Ben Casnocha ist 17 Jahre alt, und das ist nicht alt genug. Der Schüler aus San Francisco ist Vorsitzender des Verwaltungsrates von Comcate. Comcate produziert Software für Stadtverwaltungen. Casnocha hat die Firma gegründet, als er 14 war, Firmensitz war sein Kinderzimmer. Heute hat das kleine Unternehmen als Kunden eine ganze Reihe von Kommunen und dazu einen neuen, erfahrenen Chef. Casnocha muß das Tagesgeschäft nicht mehr selbst erledigen, darum konnte er zum Schüleraustausch nach Zürich reisen.
In the men’s bathroom in the UN European Headquarters in Geneva they had a flyer above the urinal that said something in French and then the English version: “Please use the black gum button on the floor to flush the water after using the urinals.” Someone took a pen and crossed out “use” and wrote “press” and crossed out “gum” and wrote “rubber.” Underneath that s/he then wrote “USA!” Here’s a picture.
At my high school people post flyers above urinals advertising events and whatnot.
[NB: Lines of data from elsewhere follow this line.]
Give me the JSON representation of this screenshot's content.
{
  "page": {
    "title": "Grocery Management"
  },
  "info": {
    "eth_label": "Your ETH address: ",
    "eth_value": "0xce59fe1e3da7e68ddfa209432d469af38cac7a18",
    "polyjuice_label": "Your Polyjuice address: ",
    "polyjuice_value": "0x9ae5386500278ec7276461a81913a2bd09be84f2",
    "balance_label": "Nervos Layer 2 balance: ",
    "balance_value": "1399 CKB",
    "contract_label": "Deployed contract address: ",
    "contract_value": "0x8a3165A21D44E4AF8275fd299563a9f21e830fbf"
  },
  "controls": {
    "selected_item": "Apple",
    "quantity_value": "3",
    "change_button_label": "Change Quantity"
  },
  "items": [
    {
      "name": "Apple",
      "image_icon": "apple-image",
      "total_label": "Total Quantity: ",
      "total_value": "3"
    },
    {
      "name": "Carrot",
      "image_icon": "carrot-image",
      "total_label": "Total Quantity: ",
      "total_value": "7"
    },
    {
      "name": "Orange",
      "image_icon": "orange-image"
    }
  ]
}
Someone will post a flyer about a meeting on AIDS in Africa and someone will write some horrible thing like “Quarantine Africans!” or “Jane is hot!!!” (if Jane is organizer). Stupid shit like that.
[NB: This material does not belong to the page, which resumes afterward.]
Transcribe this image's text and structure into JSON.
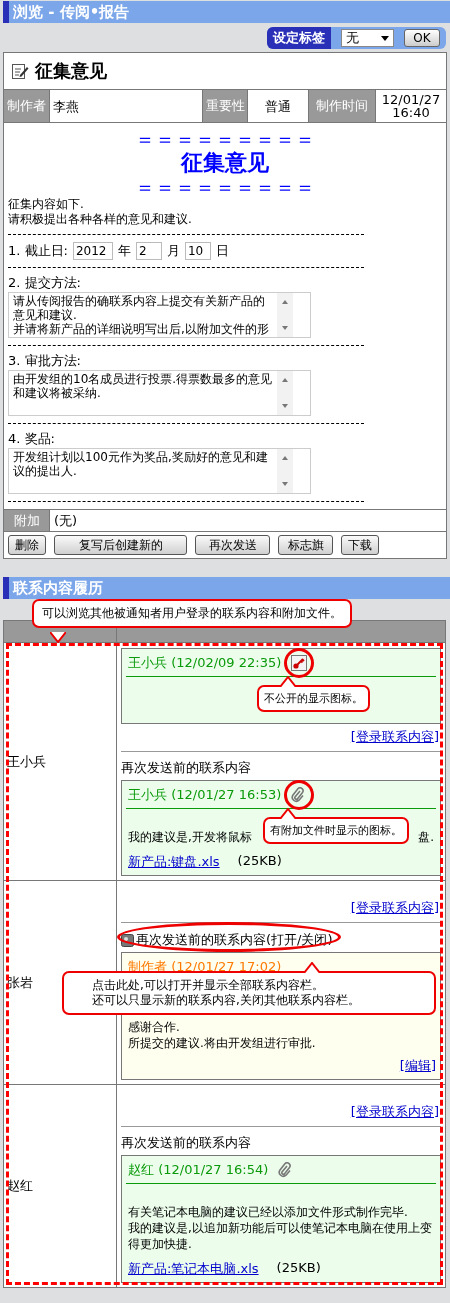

I didn’t think I’d see the same thing at the UN. And people wonder why the US has a poor image abroad.
I’ve seen some chatter on the blogosphere about the “attention economy” and how we are more stressed for time than ever before. Wrong. We have MORE time than ever before. Things that used to take days or weeks now take hours. There have always been 24 hours in each day and there always will be. Trying to “find more time” is a stupid approach since you don’t control the clock. Here’s what you can control: your use of energy. Personal energy is a renewable resource. If you know yourself (a big IF), you should know which activities re-charge your energy supply. When we completely melt down under stress or lack of time, usually it’s just because our energy supply is low, not because we don’t have enough “time”. Remember, each thought and each action has an energy consequence. Use it and re-charge it wisely.